HOW TO COMPLETE THIS TASK:
The output should consist solely of the line containing "Enumerate this screenshot's" and all lines after it through the final line of the entries below, reproduced exactly.

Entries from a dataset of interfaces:
◇ ◇ ◇ ◇ ◇ ◇ ◇

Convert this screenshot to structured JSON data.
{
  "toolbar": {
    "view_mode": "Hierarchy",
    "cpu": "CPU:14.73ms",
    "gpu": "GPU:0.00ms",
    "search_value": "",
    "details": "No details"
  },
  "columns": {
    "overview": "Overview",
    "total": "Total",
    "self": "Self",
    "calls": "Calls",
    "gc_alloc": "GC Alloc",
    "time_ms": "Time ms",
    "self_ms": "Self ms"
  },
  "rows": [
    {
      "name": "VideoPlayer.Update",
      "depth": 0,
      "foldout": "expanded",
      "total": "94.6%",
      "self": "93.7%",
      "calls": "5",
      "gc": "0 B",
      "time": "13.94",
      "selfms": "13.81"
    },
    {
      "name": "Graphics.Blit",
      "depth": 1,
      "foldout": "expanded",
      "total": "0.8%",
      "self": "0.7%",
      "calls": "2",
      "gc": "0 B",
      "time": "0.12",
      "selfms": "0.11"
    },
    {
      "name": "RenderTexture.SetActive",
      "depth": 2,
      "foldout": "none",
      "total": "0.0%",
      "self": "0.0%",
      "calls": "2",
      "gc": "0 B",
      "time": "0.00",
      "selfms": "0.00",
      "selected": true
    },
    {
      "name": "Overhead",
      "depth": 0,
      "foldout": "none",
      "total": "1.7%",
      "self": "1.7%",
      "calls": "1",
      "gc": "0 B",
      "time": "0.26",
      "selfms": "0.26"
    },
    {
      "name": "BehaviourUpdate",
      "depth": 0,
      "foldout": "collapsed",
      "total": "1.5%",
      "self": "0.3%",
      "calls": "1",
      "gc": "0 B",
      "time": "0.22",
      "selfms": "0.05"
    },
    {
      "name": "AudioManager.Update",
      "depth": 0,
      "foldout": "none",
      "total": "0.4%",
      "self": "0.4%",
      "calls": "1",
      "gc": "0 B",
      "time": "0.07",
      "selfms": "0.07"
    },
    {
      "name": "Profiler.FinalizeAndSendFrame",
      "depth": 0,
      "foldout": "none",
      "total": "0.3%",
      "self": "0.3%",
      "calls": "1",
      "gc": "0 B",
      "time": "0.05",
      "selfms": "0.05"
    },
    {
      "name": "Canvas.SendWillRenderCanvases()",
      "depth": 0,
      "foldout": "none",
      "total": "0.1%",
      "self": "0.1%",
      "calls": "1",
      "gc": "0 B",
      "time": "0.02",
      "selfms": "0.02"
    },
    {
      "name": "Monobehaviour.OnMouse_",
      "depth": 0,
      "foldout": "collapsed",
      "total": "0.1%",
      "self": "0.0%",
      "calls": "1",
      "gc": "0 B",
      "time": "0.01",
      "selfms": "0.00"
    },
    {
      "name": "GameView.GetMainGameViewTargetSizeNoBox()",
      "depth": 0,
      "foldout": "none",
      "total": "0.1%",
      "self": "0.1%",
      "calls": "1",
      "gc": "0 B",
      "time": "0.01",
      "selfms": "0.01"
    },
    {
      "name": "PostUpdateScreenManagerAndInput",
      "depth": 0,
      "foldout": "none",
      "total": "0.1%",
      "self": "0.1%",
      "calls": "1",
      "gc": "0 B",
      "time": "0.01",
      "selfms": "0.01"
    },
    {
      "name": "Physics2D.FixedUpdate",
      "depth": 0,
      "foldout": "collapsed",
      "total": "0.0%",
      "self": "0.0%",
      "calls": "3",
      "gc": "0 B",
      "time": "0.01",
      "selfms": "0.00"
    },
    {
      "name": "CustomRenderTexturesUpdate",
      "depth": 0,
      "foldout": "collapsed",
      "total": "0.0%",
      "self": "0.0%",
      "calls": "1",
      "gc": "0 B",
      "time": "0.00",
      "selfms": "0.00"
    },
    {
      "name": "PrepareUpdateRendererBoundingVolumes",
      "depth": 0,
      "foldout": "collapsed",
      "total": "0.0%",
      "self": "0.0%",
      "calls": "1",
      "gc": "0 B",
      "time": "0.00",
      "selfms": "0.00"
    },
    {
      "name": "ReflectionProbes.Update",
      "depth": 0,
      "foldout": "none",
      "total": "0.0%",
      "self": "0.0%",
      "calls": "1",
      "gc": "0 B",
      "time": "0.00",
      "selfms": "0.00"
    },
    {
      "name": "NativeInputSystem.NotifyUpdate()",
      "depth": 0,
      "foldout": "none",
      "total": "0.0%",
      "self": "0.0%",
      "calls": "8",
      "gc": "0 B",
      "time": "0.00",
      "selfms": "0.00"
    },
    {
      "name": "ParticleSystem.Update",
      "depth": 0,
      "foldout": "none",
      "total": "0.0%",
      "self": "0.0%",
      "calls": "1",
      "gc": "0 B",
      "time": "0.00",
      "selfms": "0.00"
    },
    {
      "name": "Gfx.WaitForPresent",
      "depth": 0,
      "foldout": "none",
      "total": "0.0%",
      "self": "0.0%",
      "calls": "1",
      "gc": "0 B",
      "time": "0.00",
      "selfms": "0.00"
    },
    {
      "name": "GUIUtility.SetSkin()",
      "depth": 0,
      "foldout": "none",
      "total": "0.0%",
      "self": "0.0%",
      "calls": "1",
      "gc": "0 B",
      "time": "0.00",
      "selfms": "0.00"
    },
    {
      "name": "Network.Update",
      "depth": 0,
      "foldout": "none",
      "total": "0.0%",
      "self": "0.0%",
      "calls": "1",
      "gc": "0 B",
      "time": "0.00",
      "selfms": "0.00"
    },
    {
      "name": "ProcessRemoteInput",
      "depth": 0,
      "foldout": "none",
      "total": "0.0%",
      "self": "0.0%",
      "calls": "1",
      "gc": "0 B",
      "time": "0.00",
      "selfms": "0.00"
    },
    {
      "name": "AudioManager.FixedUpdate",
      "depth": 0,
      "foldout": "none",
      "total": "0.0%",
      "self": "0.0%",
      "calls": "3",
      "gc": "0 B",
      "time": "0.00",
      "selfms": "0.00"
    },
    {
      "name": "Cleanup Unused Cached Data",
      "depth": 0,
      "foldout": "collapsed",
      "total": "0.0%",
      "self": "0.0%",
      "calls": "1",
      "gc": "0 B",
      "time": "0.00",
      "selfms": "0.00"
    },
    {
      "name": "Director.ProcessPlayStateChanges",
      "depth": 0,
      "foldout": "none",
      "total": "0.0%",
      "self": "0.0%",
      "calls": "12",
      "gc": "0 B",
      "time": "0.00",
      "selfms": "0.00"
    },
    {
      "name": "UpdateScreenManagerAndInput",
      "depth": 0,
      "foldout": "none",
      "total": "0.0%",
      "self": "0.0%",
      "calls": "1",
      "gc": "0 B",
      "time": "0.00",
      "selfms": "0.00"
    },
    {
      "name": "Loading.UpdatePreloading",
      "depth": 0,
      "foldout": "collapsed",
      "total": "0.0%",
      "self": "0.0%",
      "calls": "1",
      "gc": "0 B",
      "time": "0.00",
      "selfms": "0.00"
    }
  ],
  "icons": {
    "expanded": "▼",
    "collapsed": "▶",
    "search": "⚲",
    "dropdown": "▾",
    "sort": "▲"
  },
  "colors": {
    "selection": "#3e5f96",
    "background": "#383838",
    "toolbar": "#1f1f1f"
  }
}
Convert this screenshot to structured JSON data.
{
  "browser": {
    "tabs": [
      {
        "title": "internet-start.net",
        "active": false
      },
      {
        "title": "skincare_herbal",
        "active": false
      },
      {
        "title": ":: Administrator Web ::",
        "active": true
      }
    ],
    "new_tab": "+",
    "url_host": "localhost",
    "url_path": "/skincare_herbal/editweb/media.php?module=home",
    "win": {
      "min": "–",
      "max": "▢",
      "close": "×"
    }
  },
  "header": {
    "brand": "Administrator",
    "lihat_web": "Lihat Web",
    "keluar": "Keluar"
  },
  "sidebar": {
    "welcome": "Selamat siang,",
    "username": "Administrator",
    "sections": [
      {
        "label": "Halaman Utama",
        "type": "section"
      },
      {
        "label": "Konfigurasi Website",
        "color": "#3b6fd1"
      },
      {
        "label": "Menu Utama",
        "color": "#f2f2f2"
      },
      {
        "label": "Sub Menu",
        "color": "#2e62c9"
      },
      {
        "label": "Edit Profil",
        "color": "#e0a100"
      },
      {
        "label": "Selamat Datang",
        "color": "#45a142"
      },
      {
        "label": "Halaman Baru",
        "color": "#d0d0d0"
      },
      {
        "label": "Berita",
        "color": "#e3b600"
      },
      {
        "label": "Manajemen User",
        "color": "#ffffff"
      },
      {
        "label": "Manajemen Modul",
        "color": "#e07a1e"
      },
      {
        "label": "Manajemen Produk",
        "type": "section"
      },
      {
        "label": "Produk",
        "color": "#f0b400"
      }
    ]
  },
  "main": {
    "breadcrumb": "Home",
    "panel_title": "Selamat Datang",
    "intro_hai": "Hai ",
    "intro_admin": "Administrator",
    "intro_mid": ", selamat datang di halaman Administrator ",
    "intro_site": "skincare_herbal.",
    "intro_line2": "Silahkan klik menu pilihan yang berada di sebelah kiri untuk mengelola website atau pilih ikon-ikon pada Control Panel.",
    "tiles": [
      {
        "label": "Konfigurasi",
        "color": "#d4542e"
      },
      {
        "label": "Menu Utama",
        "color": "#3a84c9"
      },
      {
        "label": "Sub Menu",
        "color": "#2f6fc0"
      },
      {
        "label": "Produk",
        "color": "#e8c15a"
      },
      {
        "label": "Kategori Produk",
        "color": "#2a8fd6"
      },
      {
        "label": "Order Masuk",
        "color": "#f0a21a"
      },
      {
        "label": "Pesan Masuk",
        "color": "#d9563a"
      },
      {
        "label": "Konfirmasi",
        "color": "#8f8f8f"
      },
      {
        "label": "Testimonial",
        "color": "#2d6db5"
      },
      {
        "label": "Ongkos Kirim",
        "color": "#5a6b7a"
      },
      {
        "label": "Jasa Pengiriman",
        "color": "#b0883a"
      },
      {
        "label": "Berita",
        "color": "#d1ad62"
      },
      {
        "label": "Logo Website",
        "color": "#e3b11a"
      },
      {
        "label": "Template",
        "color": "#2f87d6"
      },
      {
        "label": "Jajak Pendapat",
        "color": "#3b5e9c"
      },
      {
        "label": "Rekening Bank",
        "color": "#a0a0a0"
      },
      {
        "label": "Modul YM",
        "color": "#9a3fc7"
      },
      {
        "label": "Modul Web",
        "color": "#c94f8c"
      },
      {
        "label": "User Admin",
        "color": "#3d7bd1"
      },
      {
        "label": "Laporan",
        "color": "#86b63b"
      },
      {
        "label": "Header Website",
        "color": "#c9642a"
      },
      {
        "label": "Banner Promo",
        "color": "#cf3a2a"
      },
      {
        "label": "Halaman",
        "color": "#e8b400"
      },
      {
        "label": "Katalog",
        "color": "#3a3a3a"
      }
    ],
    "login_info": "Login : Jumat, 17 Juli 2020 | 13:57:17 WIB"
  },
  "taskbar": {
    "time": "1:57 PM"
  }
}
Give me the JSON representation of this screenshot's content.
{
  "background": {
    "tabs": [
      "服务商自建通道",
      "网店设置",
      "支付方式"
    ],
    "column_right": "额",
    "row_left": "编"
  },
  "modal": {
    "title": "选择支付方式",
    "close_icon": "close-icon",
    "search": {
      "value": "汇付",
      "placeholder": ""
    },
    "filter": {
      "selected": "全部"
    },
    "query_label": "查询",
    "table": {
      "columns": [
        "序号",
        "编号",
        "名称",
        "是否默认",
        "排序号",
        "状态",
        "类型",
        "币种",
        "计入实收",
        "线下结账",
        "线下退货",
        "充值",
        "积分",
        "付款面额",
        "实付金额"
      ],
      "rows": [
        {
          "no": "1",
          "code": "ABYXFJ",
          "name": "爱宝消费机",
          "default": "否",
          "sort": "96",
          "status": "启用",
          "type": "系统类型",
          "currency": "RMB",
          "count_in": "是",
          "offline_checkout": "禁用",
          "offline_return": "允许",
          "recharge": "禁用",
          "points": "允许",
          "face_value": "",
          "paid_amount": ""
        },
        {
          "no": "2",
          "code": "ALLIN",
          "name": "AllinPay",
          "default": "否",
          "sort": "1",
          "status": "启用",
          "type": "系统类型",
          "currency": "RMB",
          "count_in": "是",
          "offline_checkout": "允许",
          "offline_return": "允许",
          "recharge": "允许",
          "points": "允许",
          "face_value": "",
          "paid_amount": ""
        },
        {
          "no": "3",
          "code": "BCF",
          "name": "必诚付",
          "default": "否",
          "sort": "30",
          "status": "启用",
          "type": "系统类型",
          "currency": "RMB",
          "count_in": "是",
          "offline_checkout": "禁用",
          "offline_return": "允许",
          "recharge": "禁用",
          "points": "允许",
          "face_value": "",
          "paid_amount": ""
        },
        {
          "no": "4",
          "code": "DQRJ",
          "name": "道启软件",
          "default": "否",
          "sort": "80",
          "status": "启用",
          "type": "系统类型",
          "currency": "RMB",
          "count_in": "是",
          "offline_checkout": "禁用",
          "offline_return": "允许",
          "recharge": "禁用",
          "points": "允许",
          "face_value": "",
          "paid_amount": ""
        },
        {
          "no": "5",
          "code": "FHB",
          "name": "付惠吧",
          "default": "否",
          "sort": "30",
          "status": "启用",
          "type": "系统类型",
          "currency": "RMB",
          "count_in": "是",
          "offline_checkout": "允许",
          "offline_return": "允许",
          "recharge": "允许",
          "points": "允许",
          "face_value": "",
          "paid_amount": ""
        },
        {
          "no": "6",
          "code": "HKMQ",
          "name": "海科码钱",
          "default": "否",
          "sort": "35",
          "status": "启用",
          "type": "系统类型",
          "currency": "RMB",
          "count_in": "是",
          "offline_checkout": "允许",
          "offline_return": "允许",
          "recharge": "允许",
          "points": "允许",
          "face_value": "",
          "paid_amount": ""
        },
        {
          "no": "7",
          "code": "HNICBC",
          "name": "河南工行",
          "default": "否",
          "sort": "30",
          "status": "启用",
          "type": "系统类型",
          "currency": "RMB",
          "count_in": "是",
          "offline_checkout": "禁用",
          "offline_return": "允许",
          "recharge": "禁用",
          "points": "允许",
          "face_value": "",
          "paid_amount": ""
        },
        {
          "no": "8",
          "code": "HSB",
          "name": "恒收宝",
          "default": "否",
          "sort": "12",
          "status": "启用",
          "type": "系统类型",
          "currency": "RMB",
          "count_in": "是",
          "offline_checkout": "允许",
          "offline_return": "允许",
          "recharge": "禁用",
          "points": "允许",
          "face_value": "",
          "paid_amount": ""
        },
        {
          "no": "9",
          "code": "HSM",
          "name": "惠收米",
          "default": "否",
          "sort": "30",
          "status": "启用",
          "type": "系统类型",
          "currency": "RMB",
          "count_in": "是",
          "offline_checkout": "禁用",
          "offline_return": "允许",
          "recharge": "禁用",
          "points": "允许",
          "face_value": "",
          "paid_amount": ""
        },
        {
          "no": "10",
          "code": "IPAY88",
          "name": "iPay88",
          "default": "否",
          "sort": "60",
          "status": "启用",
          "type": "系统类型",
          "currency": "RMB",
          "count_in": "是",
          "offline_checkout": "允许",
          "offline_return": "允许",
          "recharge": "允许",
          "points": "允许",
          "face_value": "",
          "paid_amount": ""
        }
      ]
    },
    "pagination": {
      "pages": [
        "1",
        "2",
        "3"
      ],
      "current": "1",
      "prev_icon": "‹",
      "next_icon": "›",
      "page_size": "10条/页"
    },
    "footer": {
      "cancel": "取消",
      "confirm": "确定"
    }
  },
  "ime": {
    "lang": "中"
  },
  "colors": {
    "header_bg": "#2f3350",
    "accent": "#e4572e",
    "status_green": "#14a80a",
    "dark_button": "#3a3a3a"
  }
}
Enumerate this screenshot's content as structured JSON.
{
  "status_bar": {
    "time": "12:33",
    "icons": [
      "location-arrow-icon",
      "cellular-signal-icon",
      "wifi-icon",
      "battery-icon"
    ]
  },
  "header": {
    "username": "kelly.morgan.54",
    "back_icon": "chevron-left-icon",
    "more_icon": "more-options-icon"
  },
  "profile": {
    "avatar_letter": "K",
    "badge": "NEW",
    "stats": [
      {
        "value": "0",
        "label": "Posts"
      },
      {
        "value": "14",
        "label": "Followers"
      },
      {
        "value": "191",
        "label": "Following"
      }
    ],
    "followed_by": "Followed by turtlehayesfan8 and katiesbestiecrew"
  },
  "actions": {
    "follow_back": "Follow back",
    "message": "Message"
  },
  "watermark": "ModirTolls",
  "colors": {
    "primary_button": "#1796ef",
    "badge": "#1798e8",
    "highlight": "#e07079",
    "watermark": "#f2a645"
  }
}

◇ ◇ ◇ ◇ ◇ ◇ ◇

WRITTEN SOLUTION:
Enumerate this screenshot's content as structured JSON.
{
  "status_bar": {
    "time": "12:33",
    "icons": [
      "location-arrow-icon",
      "cellular-signal-icon",
      "wifi-icon",
      "battery-icon"
    ]
  },
  "header": {
    "username": "kelly.morgan.54",
    "back_icon": "chevron-left-icon",
    "more_icon": "more-options-icon"
  },
  "profile": {
    "avatar_letter": "K",
    "badge": "NEW",
    "stats": [
      {
        "value": "0",
        "label": "Posts"
      },
      {
        "value": "14",
        "label": "Followers"
      },
      {
        "value": "191",
        "label": "Following"
      }
    ],
    "followed_by": "Followed by turtlehayesfan8 and katiesbestiecrew"
  },
  "actions": {
    "follow_back": "Follow back",
    "message": "Message"
  },
  "watermark": "ModirTolls",
  "colors": {
    "primary_button": "#1796ef",
    "badge": "#1798e8",
    "highlight": "#e07079",
    "watermark": "#f2a645"
  }
}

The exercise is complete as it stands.